** Given information follows **

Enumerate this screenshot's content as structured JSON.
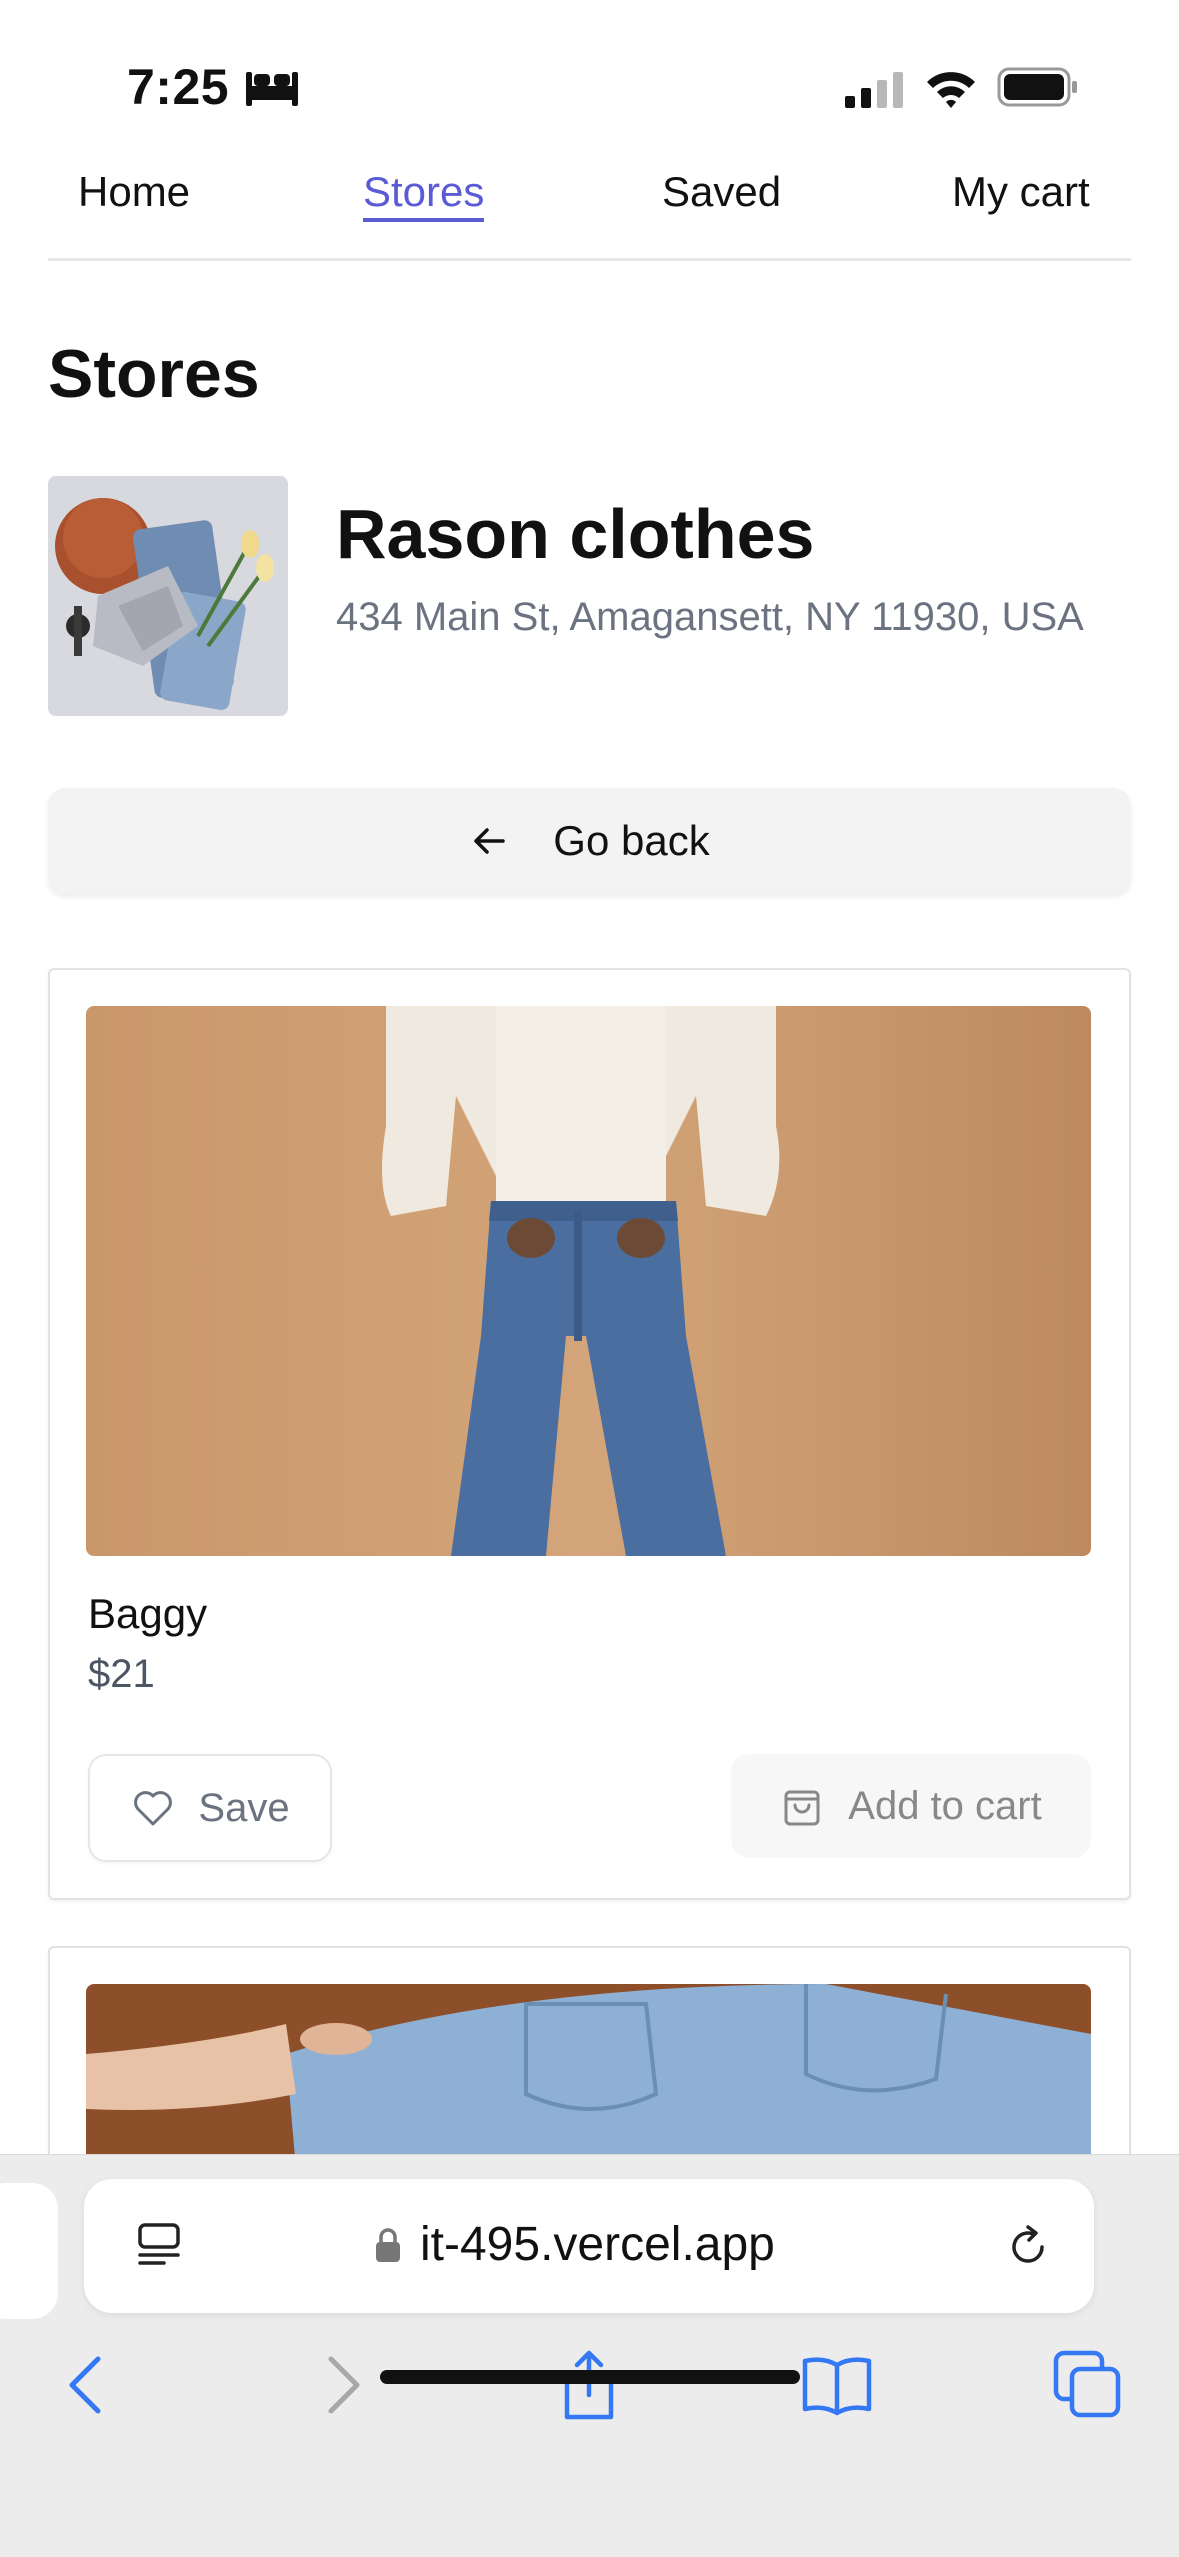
{
  "status_bar": {
    "time": "7:25"
  },
  "nav": {
    "tabs": [
      {
        "label": "Home",
        "active": false
      },
      {
        "label": "Stores",
        "active": true
      },
      {
        "label": "Saved",
        "active": false
      },
      {
        "label": "My cart",
        "active": false
      }
    ]
  },
  "page": {
    "title": "Stores"
  },
  "store": {
    "name": "Rason clothes",
    "address": "434 Main St, Amagansett, NY 11930, USA"
  },
  "actions": {
    "go_back_label": "Go back"
  },
  "products": [
    {
      "name": "Baggy",
      "price": "$21",
      "save_label": "Save",
      "cart_label": "Add to cart"
    }
  ],
  "browser": {
    "url": "it-495.vercel.app"
  },
  "colors": {
    "accent": "#5b5bd6",
    "safari_blue": "#3478f6",
    "muted_text": "#6b7280"
  },
  "icons": [
    "bed-icon",
    "signal-icon",
    "wifi-icon",
    "battery-icon",
    "arrow-left-icon",
    "heart-icon",
    "shopping-bag-icon",
    "reader-icon",
    "lock-icon",
    "reload-icon",
    "back-chevron-icon",
    "forward-chevron-icon",
    "share-icon",
    "bookmarks-icon",
    "tabs-icon"
  ]
}
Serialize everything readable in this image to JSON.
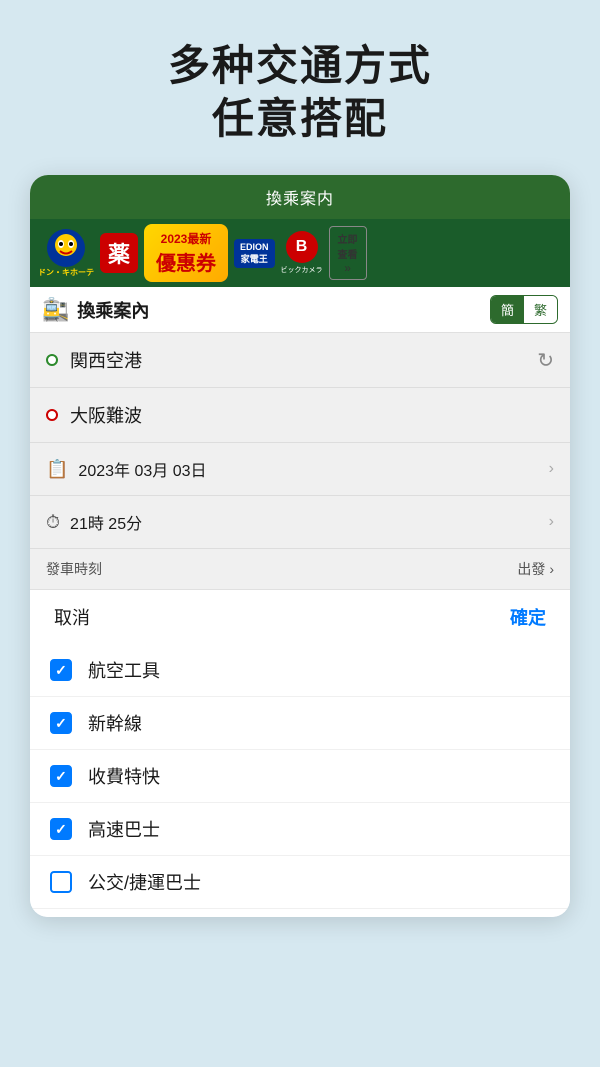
{
  "hero": {
    "line1": "多种交通方式",
    "line2": "任意搭配"
  },
  "card": {
    "header": "換乘案内",
    "nav_title": "換乘案內",
    "lang_simple": "簡",
    "lang_trad": "繁",
    "from_label": "関西空港",
    "to_label": "大阪難波",
    "date_icon": "📅",
    "date_value": "2023年 03月 03日",
    "time_icon": "⏱",
    "time_value": "21時 25分",
    "depart_label": "發車時刻",
    "depart_value": "出發",
    "cancel_label": "取消",
    "confirm_label": "確定",
    "transport_items": [
      {
        "label": "航空工具",
        "checked": true
      },
      {
        "label": "新幹線",
        "checked": true
      },
      {
        "label": "收費特快",
        "checked": true
      },
      {
        "label": "高速巴士",
        "checked": true
      },
      {
        "label": "公交/捷運巴士",
        "checked": false
      }
    ]
  }
}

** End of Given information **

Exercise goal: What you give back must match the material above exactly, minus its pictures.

Solution to the exercise:
Enumerate this screenshot's content as structured JSON.
{
  "status_bar": {
    "time": "7:25"
  },
  "nav": {
    "tabs": [
      {
        "label": "Home",
        "active": false
      },
      {
        "label": "Stores",
        "active": true
      },
      {
        "label": "Saved",
        "active": false
      },
      {
        "label": "My cart",
        "active": false
      }
    ]
  },
  "page": {
    "title": "Stores"
  },
  "store": {
    "name": "Rason clothes",
    "address": "434 Main St, Amagansett, NY 11930, USA"
  },
  "actions": {
    "go_back_label": "Go back"
  },
  "products": [
    {
      "name": "Baggy",
      "price": "$21",
      "save_label": "Save",
      "cart_label": "Add to cart"
    }
  ],
  "browser": {
    "url": "it-495.vercel.app"
  },
  "colors": {
    "accent": "#5b5bd6",
    "safari_blue": "#3478f6",
    "muted_text": "#6b7280"
  },
  "icons": [
    "bed-icon",
    "signal-icon",
    "wifi-icon",
    "battery-icon",
    "arrow-left-icon",
    "heart-icon",
    "shopping-bag-icon",
    "reader-icon",
    "lock-icon",
    "reload-icon",
    "back-chevron-icon",
    "forward-chevron-icon",
    "share-icon",
    "bookmarks-icon",
    "tabs-icon"
  ]
}
Serialize everything readable in this image to JSON.
{
  "hero": {
    "line1": "多种交通方式",
    "line2": "任意搭配"
  },
  "card": {
    "header": "換乘案内",
    "nav_title": "換乘案內",
    "lang_simple": "簡",
    "lang_trad": "繁",
    "from_label": "関西空港",
    "to_label": "大阪難波",
    "date_icon": "📅",
    "date_value": "2023年 03月 03日",
    "time_icon": "⏱",
    "time_value": "21時 25分",
    "depart_label": "發車時刻",
    "depart_value": "出發",
    "cancel_label": "取消",
    "confirm_label": "確定",
    "transport_items": [
      {
        "label": "航空工具",
        "checked": true
      },
      {
        "label": "新幹線",
        "checked": true
      },
      {
        "label": "收費特快",
        "checked": true
      },
      {
        "label": "高速巴士",
        "checked": true
      },
      {
        "label": "公交/捷運巴士",
        "checked": false
      }
    ]
  }
}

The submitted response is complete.